**Task input**.
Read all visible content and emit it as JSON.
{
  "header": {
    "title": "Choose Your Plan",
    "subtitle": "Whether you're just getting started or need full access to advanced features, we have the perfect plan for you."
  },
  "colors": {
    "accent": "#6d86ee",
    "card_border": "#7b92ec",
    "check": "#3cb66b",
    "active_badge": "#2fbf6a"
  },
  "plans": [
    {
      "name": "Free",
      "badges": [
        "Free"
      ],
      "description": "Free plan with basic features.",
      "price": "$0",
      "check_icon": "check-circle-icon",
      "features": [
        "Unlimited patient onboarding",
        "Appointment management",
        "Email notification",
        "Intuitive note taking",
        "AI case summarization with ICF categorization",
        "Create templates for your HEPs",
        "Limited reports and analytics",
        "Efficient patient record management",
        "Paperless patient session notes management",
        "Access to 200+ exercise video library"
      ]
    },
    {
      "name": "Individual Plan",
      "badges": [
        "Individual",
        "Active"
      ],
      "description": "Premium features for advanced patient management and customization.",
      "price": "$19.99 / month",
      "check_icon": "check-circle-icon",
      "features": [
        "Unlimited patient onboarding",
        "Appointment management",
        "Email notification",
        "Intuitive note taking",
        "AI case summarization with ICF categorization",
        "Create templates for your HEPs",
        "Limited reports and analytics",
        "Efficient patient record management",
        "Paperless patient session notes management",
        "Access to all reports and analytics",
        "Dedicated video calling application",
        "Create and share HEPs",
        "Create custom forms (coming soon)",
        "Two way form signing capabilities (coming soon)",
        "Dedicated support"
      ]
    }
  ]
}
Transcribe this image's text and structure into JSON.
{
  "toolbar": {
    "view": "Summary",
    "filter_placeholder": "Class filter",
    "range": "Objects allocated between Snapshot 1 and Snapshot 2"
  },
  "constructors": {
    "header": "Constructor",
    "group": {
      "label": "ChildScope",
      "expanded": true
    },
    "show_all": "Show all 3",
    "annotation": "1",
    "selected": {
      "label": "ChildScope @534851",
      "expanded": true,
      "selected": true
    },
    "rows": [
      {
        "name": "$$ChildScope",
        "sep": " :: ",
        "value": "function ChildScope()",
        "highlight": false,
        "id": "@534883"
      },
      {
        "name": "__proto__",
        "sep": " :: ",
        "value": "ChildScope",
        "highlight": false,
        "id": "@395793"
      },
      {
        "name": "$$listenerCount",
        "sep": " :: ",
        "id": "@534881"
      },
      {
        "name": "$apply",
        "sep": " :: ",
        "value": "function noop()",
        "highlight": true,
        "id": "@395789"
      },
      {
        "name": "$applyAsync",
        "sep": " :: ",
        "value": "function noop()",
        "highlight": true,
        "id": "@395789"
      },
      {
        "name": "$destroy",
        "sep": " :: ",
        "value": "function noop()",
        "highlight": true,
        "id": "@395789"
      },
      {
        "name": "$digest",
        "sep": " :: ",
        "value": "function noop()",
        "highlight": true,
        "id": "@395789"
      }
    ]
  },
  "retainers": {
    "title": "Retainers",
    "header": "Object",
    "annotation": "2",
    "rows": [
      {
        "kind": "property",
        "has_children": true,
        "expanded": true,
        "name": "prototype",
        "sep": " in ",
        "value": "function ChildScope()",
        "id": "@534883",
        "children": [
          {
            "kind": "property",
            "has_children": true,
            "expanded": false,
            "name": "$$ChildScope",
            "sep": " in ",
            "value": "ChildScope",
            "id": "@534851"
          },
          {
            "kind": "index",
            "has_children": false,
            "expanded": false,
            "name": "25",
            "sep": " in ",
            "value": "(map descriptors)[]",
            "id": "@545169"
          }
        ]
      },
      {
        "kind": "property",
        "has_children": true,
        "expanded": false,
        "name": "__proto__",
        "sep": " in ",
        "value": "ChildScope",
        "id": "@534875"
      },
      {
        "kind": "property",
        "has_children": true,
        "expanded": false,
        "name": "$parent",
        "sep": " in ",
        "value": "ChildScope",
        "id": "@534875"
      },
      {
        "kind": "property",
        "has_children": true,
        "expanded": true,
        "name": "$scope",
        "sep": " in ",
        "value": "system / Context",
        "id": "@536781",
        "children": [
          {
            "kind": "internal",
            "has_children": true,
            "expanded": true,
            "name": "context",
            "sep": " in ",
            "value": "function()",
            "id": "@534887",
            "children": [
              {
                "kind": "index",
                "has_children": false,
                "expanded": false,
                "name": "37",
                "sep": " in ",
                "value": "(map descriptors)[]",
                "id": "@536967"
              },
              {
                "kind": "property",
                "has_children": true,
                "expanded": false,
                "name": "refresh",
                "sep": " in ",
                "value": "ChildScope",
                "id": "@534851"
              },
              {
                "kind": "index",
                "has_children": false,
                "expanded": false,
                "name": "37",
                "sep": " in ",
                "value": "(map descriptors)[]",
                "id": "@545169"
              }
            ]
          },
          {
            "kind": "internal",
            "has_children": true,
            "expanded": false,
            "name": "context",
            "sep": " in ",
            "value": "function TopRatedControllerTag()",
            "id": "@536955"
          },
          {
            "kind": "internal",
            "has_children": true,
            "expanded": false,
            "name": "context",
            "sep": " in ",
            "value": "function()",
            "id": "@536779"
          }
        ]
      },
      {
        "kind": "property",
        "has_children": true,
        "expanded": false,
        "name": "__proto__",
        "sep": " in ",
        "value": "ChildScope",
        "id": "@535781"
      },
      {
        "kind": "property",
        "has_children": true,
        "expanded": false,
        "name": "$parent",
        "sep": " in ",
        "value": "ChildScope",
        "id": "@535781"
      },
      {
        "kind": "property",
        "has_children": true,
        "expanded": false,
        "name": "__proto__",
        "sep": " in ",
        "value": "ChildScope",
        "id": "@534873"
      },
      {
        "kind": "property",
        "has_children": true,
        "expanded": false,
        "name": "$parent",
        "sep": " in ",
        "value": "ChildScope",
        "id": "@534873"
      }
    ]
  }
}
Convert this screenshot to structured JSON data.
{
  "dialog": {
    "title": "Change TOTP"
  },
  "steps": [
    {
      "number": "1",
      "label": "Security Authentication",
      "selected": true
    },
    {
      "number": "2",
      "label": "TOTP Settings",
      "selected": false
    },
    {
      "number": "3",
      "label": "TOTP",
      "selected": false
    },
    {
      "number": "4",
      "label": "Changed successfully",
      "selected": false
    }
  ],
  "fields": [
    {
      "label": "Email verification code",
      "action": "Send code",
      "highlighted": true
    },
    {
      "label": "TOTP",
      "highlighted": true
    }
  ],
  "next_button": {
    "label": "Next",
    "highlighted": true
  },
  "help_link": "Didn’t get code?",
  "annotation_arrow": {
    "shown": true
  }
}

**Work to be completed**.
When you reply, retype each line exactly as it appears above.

**Written solution**.
Read all visible content and emit it as JSON.
{
  "header": {
    "title": "Choose Your Plan",
    "subtitle": "Whether you're just getting started or need full access to advanced features, we have the perfect plan for you."
  },
  "colors": {
    "accent": "#6d86ee",
    "card_border": "#7b92ec",
    "check": "#3cb66b",
    "active_badge": "#2fbf6a"
  },
  "plans": [
    {
      "name": "Free",
      "badges": [
        "Free"
      ],
      "description": "Free plan with basic features.",
      "price": "$0",
      "check_icon": "check-circle-icon",
      "features": [
        "Unlimited patient onboarding",
        "Appointment management",
        "Email notification",
        "Intuitive note taking",
        "AI case summarization with ICF categorization",
        "Create templates for your HEPs",
        "Limited reports and analytics",
        "Efficient patient record management",
        "Paperless patient session notes management",
        "Access to 200+ exercise video library"
      ]
    },
    {
      "name": "Individual Plan",
      "badges": [
        "Individual",
        "Active"
      ],
      "description": "Premium features for advanced patient management and customization.",
      "price": "$19.99 / month",
      "check_icon": "check-circle-icon",
      "features": [
        "Unlimited patient onboarding",
        "Appointment management",
        "Email notification",
        "Intuitive note taking",
        "AI case summarization with ICF categorization",
        "Create templates for your HEPs",
        "Limited reports and analytics",
        "Efficient patient record management",
        "Paperless patient session notes management",
        "Access to all reports and analytics",
        "Dedicated video calling application",
        "Create and share HEPs",
        "Create custom forms (coming soon)",
        "Two way form signing capabilities (coming soon)",
        "Dedicated support"
      ]
    }
  ]
}
Transcribe this image's text and structure into JSON.
{
  "toolbar": {
    "view": "Summary",
    "filter_placeholder": "Class filter",
    "range": "Objects allocated between Snapshot 1 and Snapshot 2"
  },
  "constructors": {
    "header": "Constructor",
    "group": {
      "label": "ChildScope",
      "expanded": true
    },
    "show_all": "Show all 3",
    "annotation": "1",
    "selected": {
      "label": "ChildScope @534851",
      "expanded": true,
      "selected": true
    },
    "rows": [
      {
        "name": "$$ChildScope",
        "sep": " :: ",
        "value": "function ChildScope()",
        "highlight": false,
        "id": "@534883"
      },
      {
        "name": "__proto__",
        "sep": " :: ",
        "value": "ChildScope",
        "highlight": false,
        "id": "@395793"
      },
      {
        "name": "$$listenerCount",
        "sep": " :: ",
        "id": "@534881"
      },
      {
        "name": "$apply",
        "sep": " :: ",
        "value": "function noop()",
        "highlight": true,
        "id": "@395789"
      },
      {
        "name": "$applyAsync",
        "sep": " :: ",
        "value": "function noop()",
        "highlight": true,
        "id": "@395789"
      },
      {
        "name": "$destroy",
        "sep": " :: ",
        "value": "function noop()",
        "highlight": true,
        "id": "@395789"
      },
      {
        "name": "$digest",
        "sep": " :: ",
        "value": "function noop()",
        "highlight": true,
        "id": "@395789"
      }
    ]
  },
  "retainers": {
    "title": "Retainers",
    "header": "Object",
    "annotation": "2",
    "rows": [
      {
        "kind": "property",
        "has_children": true,
        "expanded": true,
        "name": "prototype",
        "sep": " in ",
        "value": "function ChildScope()",
        "id": "@534883",
        "children": [
          {
            "kind": "property",
            "has_children": true,
            "expanded": false,
            "name": "$$ChildScope",
            "sep": " in ",
            "value": "ChildScope",
            "id": "@534851"
          },
          {
            "kind": "index",
            "has_children": false,
            "expanded": false,
            "name": "25",
            "sep": " in ",
            "value": "(map descriptors)[]",
            "id": "@545169"
          }
        ]
      },
      {
        "kind": "property",
        "has_children": true,
        "expanded": false,
        "name": "__proto__",
        "sep": " in ",
        "value": "ChildScope",
        "id": "@534875"
      },
      {
        "kind": "property",
        "has_children": true,
        "expanded": false,
        "name": "$parent",
        "sep": " in ",
        "value": "ChildScope",
        "id": "@534875"
      },
      {
        "kind": "property",
        "has_children": true,
        "expanded": true,
        "name": "$scope",
        "sep": " in ",
        "value": "system / Context",
        "id": "@536781",
        "children": [
          {
            "kind": "internal",
            "has_children": true,
            "expanded": true,
            "name": "context",
            "sep": " in ",
            "value": "function()",
            "id": "@534887",
            "children": [
              {
                "kind": "index",
                "has_children": false,
                "expanded": false,
                "name": "37",
                "sep": " in ",
                "value": "(map descriptors)[]",
                "id": "@536967"
              },
              {
                "kind": "property",
                "has_children": true,
                "expanded": false,
                "name": "refresh",
                "sep": " in ",
                "value": "ChildScope",
                "id": "@534851"
              },
              {
                "kind": "index",
                "has_children": false,
                "expanded": false,
                "name": "37",
                "sep": " in ",
                "value": "(map descriptors)[]",
                "id": "@545169"
              }
            ]
          },
          {
            "kind": "internal",
            "has_children": true,
            "expanded": false,
            "name": "context",
            "sep": " in ",
            "value": "function TopRatedControllerTag()",
            "id": "@536955"
          },
          {
            "kind": "internal",
            "has_children": true,
            "expanded": false,
            "name": "context",
            "sep": " in ",
            "value": "function()",
            "id": "@536779"
          }
        ]
      },
      {
        "kind": "property",
        "has_children": true,
        "expanded": false,
        "name": "__proto__",
        "sep": " in ",
        "value": "ChildScope",
        "id": "@535781"
      },
      {
        "kind": "property",
        "has_children": true,
        "expanded": false,
        "name": "$parent",
        "sep": " in ",
        "value": "ChildScope",
        "id": "@535781"
      },
      {
        "kind": "property",
        "has_children": true,
        "expanded": false,
        "name": "__proto__",
        "sep": " in ",
        "value": "ChildScope",
        "id": "@534873"
      },
      {
        "kind": "property",
        "has_children": true,
        "expanded": false,
        "name": "$parent",
        "sep": " in ",
        "value": "ChildScope",
        "id": "@534873"
      }
    ]
  }
}
Convert this screenshot to structured JSON data.
{
  "dialog": {
    "title": "Change TOTP"
  },
  "steps": [
    {
      "number": "1",
      "label": "Security Authentication",
      "selected": true
    },
    {
      "number": "2",
      "label": "TOTP Settings",
      "selected": false
    },
    {
      "number": "3",
      "label": "TOTP",
      "selected": false
    },
    {
      "number": "4",
      "label": "Changed successfully",
      "selected": false
    }
  ],
  "fields": [
    {
      "label": "Email verification code",
      "action": "Send code",
      "highlighted": true
    },
    {
      "label": "TOTP",
      "highlighted": true
    }
  ],
  "next_button": {
    "label": "Next",
    "highlighted": true
  },
  "help_link": "Didn’t get code?",
  "annotation_arrow": {
    "shown": true
  }
}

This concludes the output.